Brian Stableford’s brilliant satire exploits the littleness of societal norms, for this England retains the prejudices of contemporary society with its structures and in-groups and inability to accept differences from whatever cause. Differentiated from the living by their pallor, the resurrected are albinos, and this marks them out as targets for the extremists: the ignorant, those hidebound by religious beliefs who see them as the progeny of Satan, and by a group known as England’s Defenders who will whip up and spearhead any attack on any minority that the populace fear.
Even the loved ones of the reclaimed have problems relating to them, for how do you treat someone who is dead, yet is standing in front of you with most of the attributes of the living person brother, friend or son? Even the least bigoted of the book’s characters do not do well in this test.
Yet, zombies have one major advantage – they can remain in their present form forever, for they do not grow older, and theoretically they can’t “die” again, at least from natural causes. Accidents are not ruled out.
The story follows the experiences of Nicholas Rosewell who awakes in a hospital bed to find that he died in a bomb explosion at the Oracle in Reading. He was the only one of five deceased who could be reclaimed from death. He is damned immediately as evil by other patients in the same ward.
At home he finds new problems. His family treat him differentially, as if he is ill. His accounts have been closed, because of course, he is dead. Death has meant that he has lost his job, and, although he can reapply, he knows he will be put in that perpetual file for those who will be informed when there is a vacancy. The undead have become the new unclean.
Even worse, the love of his life, his girlfriend, is no longer interested, although his feelings are unchanged.
He joins other zombies who have formed a social group at the Salvation Army building. The dead have Internet access to keep up a semi-anonymous contact with the world outside and perform exercises to keep their zombie bodies healthy. Non-aggression is their by-word, as they are trying to find their footing in the society that recreated and cold-shouldered them; yet they are deeply aware that the populace’s fear of the near alien group that has appeared in their midst.
Events come to a head, when the mob elements, misinterpreting deaths on the road to be orchestrated by zombies in order to increase their numbers, attack the Salvation Army hall in a dramatic reversal of The Night of the Living Dead.
Zombieism is in its infancy and no-one knows about the births, illnesses and attributes the future of the dead may bring. It is clear that because of their long semblance-of-life span, the zombies, meek and mild as they are, must, logically, inherit the earth. The narrator comments, “Let’s hope we really can live forever.
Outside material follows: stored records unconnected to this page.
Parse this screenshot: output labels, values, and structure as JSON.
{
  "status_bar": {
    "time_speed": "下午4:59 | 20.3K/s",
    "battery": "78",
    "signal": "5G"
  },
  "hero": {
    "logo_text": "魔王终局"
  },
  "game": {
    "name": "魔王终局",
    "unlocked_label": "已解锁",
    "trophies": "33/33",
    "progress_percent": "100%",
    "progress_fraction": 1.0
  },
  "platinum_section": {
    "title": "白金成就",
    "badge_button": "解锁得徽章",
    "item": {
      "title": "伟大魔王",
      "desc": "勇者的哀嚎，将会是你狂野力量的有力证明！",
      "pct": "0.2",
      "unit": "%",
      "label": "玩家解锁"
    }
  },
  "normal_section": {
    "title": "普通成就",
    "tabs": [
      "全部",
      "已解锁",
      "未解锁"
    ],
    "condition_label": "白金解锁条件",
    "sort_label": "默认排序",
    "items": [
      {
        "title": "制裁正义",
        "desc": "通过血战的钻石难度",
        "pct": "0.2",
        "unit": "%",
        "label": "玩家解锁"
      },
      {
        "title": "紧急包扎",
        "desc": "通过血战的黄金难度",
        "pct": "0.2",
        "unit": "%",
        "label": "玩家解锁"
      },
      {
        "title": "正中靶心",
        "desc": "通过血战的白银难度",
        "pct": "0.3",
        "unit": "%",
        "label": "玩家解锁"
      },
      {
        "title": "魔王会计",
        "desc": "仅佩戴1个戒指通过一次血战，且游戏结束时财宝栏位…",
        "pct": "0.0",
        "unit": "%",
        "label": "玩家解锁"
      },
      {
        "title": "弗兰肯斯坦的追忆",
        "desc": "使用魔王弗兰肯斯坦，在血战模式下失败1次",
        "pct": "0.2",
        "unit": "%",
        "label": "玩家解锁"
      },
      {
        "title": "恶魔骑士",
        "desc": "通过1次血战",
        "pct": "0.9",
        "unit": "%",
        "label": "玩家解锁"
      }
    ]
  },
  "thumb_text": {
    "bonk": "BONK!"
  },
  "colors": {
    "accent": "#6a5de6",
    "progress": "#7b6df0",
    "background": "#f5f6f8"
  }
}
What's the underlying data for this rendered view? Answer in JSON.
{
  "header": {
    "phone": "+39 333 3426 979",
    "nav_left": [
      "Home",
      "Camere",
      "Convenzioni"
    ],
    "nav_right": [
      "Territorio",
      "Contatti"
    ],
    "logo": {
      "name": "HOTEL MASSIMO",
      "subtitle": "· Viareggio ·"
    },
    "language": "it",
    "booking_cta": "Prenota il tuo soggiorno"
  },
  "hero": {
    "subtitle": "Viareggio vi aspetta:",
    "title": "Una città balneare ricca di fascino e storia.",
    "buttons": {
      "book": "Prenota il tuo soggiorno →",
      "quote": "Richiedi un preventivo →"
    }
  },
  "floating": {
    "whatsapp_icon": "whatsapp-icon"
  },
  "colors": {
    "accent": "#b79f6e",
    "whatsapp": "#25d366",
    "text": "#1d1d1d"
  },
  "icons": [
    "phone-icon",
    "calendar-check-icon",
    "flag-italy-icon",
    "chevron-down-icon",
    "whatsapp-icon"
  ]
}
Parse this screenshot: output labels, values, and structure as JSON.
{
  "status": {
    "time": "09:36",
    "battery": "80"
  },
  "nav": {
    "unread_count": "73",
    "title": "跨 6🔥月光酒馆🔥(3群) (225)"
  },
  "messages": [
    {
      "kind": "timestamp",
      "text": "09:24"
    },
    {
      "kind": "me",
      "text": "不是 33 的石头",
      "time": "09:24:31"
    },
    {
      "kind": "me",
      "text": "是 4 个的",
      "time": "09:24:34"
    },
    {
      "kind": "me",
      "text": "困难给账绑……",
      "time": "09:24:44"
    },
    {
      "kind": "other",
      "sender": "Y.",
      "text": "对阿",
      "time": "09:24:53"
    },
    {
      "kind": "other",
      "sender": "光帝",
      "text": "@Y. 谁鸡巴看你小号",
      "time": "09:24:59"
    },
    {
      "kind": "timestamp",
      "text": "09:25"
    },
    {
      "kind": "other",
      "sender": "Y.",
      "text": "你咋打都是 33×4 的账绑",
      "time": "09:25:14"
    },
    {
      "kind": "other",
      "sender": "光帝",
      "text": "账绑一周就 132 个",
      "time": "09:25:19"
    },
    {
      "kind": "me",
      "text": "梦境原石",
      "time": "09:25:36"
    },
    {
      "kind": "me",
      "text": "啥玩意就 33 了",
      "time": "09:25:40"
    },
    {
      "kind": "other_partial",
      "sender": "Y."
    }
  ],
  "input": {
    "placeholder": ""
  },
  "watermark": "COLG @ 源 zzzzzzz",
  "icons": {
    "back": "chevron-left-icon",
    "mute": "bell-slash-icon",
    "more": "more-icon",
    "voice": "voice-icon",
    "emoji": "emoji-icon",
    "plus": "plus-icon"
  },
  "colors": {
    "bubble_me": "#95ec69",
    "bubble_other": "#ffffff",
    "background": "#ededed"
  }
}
That way we’ll live to see the day the dead outnumber the living and the duration of our afterlives have so far outstripped the time before our deaths that we’ll have forgotten we were ever alive.”
The author never loses an opportunity for the jokes that point up the ridiculousness of both this futuristic society and its prejudices: the “Afterlife”; rebirthdays; that zombies are “whiter than white,” and their pallor a cruel joke to differentiate them; the Royal Berks “Burkers” who are the Resurrection Men; the nurse who committed suicide, who has to explain herself to her family; the murderer in hospital, and the Bleak House style court case to allow him to receive the benefit of “Resurrection Techniques.”
Yet this world casts a chill. If this is the way medical science is leading us, here is one reviewer has also failed the test. I don’t believe that I, personally, could ever live among the dead, and please, when I die, allow me to stay that way.
Review by Barbara Godwin